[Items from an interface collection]
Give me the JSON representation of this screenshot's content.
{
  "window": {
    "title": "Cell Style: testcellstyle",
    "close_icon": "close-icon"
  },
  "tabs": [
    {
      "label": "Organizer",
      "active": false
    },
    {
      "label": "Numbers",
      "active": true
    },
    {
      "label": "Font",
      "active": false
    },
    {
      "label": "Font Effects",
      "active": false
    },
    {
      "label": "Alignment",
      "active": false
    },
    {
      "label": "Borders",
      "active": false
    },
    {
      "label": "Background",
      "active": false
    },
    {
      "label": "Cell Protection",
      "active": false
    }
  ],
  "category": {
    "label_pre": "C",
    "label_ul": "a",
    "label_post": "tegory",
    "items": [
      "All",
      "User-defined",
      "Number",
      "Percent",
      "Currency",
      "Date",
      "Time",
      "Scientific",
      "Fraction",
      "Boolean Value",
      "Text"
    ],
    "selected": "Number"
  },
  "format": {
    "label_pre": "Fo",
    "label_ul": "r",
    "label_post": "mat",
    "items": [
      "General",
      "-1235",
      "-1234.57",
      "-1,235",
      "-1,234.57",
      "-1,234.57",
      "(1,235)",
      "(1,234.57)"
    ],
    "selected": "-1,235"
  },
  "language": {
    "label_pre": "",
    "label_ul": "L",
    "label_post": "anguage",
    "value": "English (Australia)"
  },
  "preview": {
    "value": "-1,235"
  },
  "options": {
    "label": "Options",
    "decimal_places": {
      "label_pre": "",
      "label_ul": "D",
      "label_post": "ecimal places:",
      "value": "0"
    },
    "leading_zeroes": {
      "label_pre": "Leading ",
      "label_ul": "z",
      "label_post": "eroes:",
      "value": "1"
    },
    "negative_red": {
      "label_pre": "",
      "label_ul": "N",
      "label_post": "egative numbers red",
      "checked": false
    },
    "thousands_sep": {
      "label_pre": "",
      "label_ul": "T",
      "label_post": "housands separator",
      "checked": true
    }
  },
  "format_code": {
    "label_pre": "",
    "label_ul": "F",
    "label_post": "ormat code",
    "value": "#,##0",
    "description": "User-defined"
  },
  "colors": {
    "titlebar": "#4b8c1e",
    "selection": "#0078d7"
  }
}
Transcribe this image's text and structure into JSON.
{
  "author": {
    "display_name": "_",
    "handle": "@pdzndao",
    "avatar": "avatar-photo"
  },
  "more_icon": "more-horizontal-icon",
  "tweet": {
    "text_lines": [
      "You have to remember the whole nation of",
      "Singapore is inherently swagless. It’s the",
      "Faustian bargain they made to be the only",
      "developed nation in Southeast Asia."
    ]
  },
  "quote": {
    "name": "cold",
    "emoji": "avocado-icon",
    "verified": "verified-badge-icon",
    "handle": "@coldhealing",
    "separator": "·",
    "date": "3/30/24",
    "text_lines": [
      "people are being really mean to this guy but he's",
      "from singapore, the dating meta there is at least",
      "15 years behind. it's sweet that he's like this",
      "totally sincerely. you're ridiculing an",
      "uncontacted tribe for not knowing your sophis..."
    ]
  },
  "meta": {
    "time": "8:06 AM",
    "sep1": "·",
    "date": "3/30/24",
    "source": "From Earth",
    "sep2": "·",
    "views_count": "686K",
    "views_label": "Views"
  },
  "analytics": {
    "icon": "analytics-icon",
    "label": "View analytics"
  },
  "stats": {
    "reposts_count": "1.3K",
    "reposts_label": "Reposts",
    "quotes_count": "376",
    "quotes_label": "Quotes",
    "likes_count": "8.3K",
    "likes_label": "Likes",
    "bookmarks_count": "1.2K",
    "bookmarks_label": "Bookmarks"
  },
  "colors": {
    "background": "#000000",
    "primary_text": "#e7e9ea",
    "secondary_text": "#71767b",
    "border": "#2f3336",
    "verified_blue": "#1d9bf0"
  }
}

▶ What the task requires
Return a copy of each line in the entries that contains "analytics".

▶ Your solution
  "analytics": {
    "icon": "analytics-icon",
    "label": "View analytics"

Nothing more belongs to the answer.